DIRECTIONS FOR THIS TASK: Reproduce each line of the entries that carries "content".

::: GIVEN INFORMATION :::

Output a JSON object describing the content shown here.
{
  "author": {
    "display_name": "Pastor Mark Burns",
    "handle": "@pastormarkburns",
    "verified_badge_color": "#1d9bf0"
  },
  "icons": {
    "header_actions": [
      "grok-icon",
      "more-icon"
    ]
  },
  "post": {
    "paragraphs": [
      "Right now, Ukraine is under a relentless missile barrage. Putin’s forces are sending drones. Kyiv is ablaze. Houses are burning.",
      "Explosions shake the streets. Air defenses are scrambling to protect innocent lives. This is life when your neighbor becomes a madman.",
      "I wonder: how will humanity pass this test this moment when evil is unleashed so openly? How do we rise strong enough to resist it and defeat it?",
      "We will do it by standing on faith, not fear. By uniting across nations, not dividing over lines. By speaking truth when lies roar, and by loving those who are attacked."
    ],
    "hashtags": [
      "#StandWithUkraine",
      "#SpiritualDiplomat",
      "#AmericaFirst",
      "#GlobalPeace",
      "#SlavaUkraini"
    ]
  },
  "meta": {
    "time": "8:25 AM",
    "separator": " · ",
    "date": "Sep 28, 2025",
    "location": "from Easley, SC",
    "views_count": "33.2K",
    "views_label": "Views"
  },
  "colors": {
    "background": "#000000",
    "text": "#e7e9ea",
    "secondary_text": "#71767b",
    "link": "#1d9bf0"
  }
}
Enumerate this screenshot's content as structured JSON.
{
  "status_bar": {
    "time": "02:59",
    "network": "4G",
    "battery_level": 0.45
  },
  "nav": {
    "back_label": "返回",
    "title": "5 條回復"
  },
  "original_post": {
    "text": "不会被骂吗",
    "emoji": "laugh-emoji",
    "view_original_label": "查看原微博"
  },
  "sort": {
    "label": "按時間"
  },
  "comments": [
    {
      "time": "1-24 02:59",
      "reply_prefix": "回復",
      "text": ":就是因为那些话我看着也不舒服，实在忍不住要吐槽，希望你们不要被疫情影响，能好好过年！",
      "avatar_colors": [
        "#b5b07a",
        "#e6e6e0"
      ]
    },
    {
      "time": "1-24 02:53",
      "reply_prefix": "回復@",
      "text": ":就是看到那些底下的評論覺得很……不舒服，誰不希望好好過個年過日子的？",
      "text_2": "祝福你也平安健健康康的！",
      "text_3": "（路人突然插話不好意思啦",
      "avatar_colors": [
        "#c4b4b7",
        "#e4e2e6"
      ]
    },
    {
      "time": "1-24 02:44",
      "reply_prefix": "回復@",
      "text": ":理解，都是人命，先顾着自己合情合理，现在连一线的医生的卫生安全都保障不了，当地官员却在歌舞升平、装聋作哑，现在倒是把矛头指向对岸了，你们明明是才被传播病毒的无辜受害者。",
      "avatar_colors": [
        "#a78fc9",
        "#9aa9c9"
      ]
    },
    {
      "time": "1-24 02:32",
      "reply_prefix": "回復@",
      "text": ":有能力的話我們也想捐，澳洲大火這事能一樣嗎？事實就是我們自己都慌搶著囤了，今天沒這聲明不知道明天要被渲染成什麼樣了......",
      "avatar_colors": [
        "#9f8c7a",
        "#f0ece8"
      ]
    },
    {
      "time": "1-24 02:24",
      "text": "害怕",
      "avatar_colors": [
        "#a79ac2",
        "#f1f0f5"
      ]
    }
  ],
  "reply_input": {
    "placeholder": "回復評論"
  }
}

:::

THE ANSWER:
Output a JSON object describing the content shown here.
Enumerate this screenshot's content as structured JSON.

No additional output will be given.